Hundreds of asylum seekers – mainly from Iran and Afghanistan – have converted to Christianity at an evangelical church in Berlin, causing an Associated Press journalist to question the legitimacy of their conversions.
The pastor of the church, Gottfried Martens, who has witnessed his Trinity Church grow from 150 to 600 members in just two years, told AP the number of conversions had been “miraculous” and that the motive of the new Christians was unimportant to him because “I know that whoever comes here will not be left unchanged”.
Around 800,000 asylum seekers are expected to enter Germany in 2015 and while the majority of those from Syria are expected to be granted asylum, the future is less certain for those from countries like Iran and Afghanistan, for whom, in recent years, between 40 and 50 per cent have been allowed to stay.
AP points out that in countries such as Afghanistan and Iran, “conversion to Christianity by a Muslim could be punishable by death or imprisonment”, making it much less likely that Germany would deport a Christian convert.
One Iranian convert, Vesam Heydari, told AP his initial claim in Norway in 2009 was rejected because the authorities did not believe he would be persecuted as a Christian in Iran. He is currently awaiting a decision from German authorities and said anyone pretending to convert was making it harder for “real persecuted Christians”.

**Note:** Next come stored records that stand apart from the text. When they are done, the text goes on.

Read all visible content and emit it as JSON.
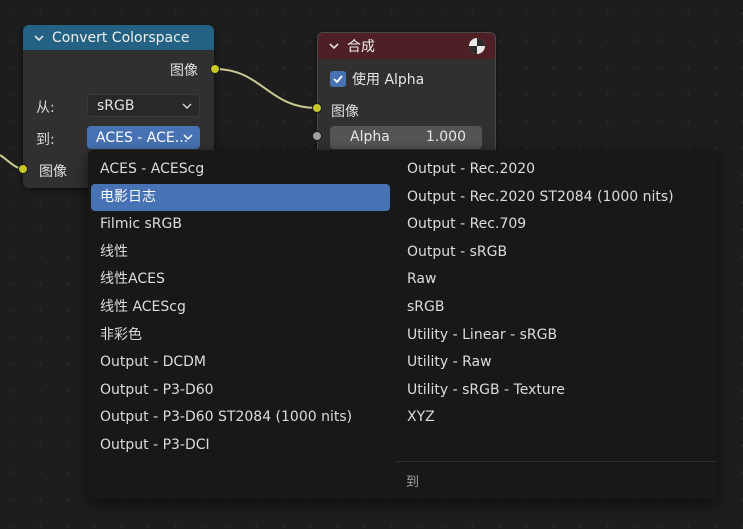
{
  "convert_node": {
    "title": "Convert Colorspace",
    "output_label": "图像",
    "from_label": "从:",
    "from_value": "sRGB",
    "to_label": "到:",
    "to_value": "ACES - ACE...",
    "input_label": "图像"
  },
  "composite_node": {
    "title": "合成",
    "use_alpha_label": "使用 Alpha",
    "use_alpha_checked": true,
    "image_label": "图像",
    "alpha_label": "Alpha",
    "alpha_value": "1.000"
  },
  "menu": {
    "title": "到",
    "selected": "电影日志",
    "left_items": [
      "ACES - ACEScg",
      "电影日志",
      "Filmic sRGB",
      "线性",
      "线性ACES",
      "线性 ACEScg",
      "非彩色",
      "Output - DCDM",
      "Output - P3-D60",
      "Output - P3-D60 ST2084 (1000 nits)",
      "Output - P3-DCI"
    ],
    "right_items": [
      "Output - Rec.2020",
      "Output - Rec.2020 ST2084 (1000 nits)",
      "Output - Rec.709",
      "Output - sRGB",
      "Raw",
      "sRGB",
      "Utility - Linear - sRGB",
      "Utility - Raw",
      "Utility - sRGB - Texture",
      "XYZ"
    ]
  },
  "colors": {
    "canvas_bg": "#1d1d1d",
    "converter_header": "#246283",
    "output_header": "#4e1f25",
    "selection": "#4772b3",
    "socket_color": "#c7c729",
    "socket_float": "#a1a1a1"
  }
}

Afghanistan and Iran are ranked fifth and seventh, respectively, on Open Doors International’s World Watch List, which lists the 50 countries where it is most difficult to be a Christian.